**Try it:** Copy each line of the data below in which the word "JSON" can be found.

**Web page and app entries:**

------------------------

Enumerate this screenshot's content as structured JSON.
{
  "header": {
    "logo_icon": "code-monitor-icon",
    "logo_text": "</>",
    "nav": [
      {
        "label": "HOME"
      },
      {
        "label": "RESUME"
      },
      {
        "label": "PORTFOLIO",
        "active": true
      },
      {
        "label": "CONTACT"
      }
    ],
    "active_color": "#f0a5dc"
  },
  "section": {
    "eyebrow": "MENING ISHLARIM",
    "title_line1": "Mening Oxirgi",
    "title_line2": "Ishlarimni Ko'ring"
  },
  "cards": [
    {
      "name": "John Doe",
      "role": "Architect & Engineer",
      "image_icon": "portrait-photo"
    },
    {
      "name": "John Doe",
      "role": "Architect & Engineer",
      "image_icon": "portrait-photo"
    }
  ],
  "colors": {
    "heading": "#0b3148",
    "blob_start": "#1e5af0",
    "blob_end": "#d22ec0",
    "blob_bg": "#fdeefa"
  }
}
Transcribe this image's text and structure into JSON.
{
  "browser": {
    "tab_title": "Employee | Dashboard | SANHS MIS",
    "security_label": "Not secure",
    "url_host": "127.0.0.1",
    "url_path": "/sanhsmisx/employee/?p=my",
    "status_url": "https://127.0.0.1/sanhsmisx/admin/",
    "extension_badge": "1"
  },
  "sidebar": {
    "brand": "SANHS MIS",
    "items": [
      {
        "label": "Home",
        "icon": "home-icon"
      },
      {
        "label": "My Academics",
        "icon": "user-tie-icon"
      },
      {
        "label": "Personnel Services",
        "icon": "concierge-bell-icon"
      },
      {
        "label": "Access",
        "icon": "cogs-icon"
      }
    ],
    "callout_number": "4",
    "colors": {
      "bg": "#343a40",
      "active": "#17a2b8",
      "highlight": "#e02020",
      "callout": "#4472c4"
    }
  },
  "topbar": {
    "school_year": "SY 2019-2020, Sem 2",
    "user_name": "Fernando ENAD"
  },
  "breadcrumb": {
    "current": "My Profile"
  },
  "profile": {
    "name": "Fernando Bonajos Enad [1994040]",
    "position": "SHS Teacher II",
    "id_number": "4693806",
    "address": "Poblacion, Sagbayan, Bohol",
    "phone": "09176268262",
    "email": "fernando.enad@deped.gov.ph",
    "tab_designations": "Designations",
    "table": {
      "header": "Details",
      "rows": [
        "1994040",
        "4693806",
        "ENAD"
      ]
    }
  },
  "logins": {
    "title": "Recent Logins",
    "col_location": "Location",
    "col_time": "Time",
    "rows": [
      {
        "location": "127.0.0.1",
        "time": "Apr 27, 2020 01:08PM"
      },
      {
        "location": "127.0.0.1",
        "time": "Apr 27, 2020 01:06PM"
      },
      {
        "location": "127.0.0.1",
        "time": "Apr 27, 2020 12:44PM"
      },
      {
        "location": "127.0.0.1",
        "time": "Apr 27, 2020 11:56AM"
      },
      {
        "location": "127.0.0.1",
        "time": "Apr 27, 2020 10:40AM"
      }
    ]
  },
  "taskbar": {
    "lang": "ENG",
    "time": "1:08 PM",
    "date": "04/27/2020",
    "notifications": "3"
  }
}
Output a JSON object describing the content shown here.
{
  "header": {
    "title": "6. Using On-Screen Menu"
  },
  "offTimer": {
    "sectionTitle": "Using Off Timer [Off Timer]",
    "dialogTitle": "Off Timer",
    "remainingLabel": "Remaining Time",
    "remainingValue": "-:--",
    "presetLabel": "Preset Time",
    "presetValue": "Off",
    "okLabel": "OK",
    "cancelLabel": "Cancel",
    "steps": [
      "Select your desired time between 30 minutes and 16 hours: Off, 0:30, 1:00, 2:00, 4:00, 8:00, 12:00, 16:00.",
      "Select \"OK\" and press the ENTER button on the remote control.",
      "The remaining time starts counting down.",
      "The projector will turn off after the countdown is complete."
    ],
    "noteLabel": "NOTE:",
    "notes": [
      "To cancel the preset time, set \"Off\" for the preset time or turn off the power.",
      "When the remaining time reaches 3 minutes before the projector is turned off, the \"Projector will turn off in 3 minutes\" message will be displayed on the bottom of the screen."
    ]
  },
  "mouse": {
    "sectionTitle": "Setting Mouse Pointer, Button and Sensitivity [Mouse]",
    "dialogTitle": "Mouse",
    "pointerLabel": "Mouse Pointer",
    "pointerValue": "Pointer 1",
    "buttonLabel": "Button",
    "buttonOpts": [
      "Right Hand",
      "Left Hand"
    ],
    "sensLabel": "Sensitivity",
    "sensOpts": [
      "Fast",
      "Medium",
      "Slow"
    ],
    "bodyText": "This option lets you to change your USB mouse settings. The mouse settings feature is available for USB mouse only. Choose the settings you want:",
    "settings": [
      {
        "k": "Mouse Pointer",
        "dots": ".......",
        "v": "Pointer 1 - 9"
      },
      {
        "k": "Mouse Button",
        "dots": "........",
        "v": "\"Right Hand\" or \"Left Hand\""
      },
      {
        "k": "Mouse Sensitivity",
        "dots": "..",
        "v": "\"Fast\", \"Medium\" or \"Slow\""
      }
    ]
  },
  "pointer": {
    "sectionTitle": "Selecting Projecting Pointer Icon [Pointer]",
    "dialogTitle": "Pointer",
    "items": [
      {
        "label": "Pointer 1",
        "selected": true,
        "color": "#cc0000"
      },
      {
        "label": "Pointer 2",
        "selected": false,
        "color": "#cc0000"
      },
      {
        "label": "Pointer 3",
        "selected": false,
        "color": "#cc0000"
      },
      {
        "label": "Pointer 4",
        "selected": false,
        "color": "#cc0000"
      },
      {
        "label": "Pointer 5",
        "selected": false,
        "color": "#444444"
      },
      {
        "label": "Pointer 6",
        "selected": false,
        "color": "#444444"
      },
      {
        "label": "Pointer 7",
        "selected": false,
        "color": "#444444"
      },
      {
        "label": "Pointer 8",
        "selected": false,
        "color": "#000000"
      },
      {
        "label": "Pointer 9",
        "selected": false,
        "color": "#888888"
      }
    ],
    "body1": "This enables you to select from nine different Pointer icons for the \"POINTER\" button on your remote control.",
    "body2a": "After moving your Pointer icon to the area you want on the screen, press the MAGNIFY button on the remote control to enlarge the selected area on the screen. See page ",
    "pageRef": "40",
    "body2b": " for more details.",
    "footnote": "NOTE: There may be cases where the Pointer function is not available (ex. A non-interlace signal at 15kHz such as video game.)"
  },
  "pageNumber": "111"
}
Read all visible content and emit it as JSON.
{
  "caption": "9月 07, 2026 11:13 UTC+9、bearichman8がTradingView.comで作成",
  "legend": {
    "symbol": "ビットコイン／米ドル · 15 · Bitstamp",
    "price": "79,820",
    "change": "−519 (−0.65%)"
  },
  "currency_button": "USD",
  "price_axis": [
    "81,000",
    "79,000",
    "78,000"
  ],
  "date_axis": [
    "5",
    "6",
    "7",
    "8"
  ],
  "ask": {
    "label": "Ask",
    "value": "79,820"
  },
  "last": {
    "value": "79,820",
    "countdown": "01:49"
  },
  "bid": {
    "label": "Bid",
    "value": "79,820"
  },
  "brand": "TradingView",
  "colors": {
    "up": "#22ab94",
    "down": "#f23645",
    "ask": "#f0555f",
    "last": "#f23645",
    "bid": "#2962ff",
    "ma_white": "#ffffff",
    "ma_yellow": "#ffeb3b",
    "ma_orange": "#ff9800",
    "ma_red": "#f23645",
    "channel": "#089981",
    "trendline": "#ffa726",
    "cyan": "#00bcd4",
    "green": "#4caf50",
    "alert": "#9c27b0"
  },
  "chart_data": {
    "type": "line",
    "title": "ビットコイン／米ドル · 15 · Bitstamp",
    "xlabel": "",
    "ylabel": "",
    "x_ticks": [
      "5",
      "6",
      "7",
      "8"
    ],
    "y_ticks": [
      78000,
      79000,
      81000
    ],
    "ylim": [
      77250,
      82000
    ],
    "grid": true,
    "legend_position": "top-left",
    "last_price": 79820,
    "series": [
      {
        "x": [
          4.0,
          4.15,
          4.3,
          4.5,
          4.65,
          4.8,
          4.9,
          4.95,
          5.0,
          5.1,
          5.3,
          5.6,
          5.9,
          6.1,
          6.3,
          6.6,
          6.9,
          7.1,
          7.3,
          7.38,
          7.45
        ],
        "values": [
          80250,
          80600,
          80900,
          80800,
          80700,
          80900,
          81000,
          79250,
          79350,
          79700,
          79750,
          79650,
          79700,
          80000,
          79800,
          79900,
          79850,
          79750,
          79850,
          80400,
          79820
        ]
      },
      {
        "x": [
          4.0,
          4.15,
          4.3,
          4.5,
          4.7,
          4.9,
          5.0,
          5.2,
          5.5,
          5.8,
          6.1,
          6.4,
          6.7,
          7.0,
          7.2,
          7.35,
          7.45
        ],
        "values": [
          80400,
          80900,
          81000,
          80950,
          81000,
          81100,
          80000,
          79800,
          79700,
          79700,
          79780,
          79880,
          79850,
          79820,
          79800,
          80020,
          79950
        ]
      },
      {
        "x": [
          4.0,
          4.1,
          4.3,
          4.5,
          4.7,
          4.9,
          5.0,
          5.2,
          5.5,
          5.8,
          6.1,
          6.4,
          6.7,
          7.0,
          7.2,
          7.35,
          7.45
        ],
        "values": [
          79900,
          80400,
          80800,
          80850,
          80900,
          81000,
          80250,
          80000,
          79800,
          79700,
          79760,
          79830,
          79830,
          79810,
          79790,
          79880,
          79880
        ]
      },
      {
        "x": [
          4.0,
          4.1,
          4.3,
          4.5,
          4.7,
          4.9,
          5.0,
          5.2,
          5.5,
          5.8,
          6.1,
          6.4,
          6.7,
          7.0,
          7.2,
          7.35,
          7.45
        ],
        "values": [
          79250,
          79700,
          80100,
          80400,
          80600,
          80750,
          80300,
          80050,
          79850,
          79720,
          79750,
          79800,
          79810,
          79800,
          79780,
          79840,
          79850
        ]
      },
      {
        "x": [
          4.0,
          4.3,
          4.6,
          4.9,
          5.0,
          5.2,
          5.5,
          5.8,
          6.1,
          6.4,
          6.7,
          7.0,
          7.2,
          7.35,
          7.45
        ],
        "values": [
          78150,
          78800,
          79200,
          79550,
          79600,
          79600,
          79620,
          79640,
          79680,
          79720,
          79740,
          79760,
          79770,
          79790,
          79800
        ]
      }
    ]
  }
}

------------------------

**Written solution:**
Enumerate this screenshot's content as structured JSON.
Transcribe this image's text and structure into JSON.
Output a JSON object describing the content shown here.
Read all visible content and emit it as JSON.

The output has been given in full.